Etc.

Great reads:

For graduate students:

Words of wisdom from Dr. Chezare A. Warren of Michigan State University:

5 ways to significantly strengthen a manuscript for publication in a peer-reviewed journal outlet:
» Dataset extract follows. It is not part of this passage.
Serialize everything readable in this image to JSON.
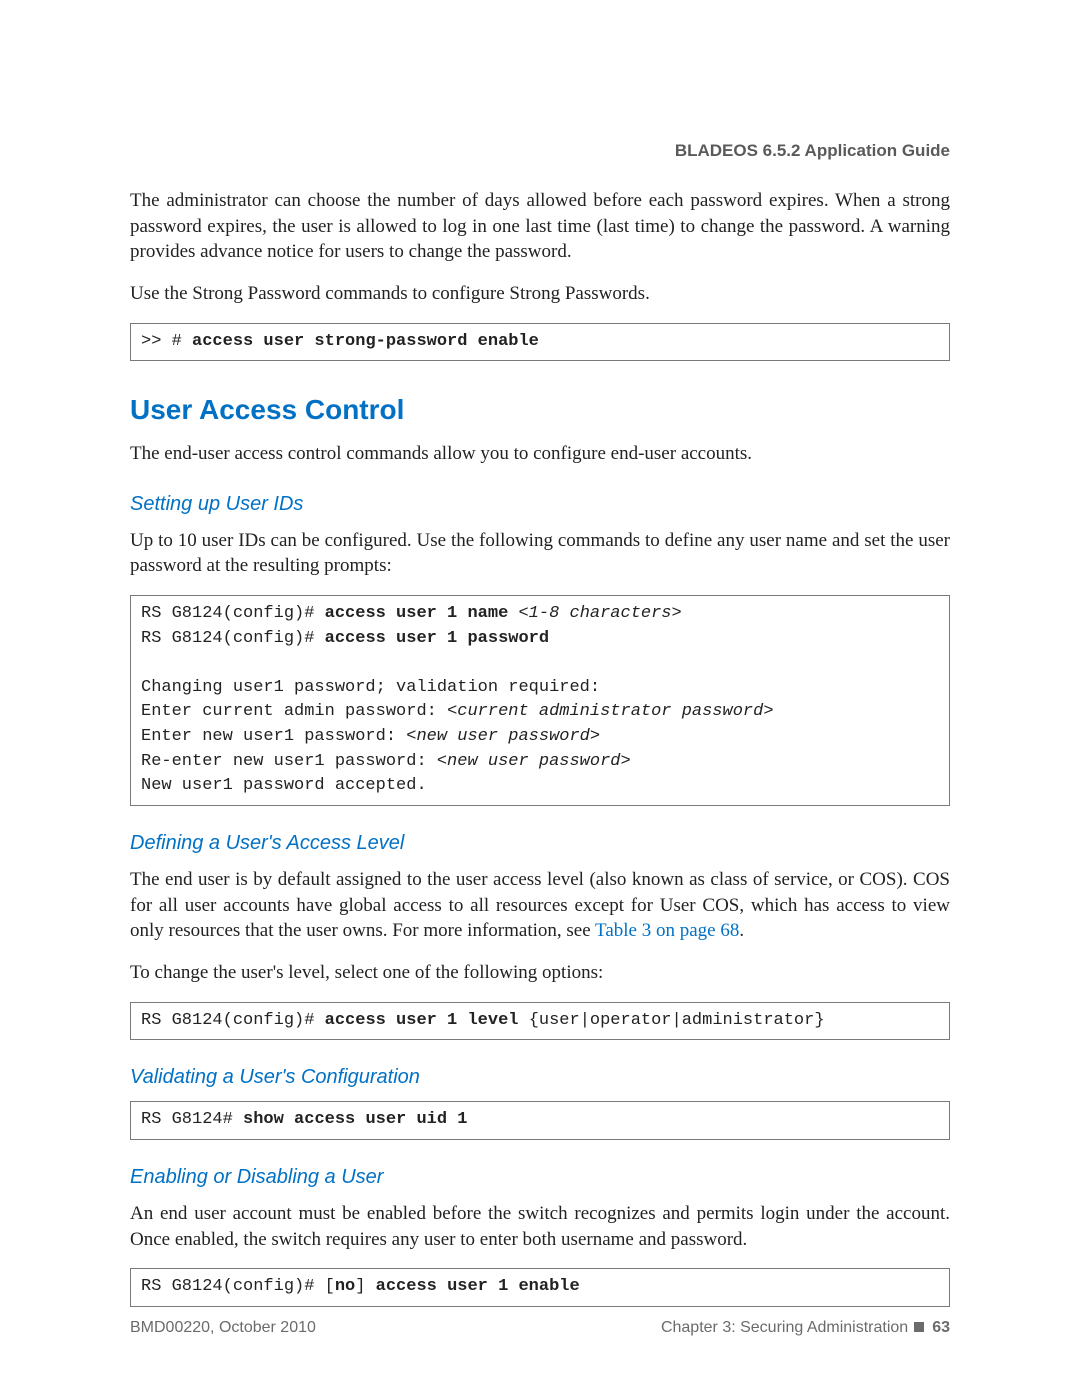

1) Be explicit about the scope and/or aims of your paper within the first two paragraphs, and then actually do in the paper what you say you were going to do in the paper.
2) Literature reviews are NOT summaries or intellectual genealogies. They are critical syntheses of the existing literature that demonstrate both your knowledge of the academic discourse (e.g. gaps and shortcomings) and the contribution your paper is making to ongoing research conversations associated with the paper's major topic area(s).
3) Make sure your argument can be supported WITH the evidence that you provide.
4) Clearly demonstrate how and why you are using specific theoretical frameworks or interpretive perspectives you present in the paper. This includes describing in clear, accessible terms--appropriate for the journal's audience--how these frameworks support your capacity to accomplish the aims of the paper described in the introduction.
5) Make a contribution. After reading the paper, I should be clear about the ways your work is ADDING to the knowledge base, rather than simply corroborating what we already know.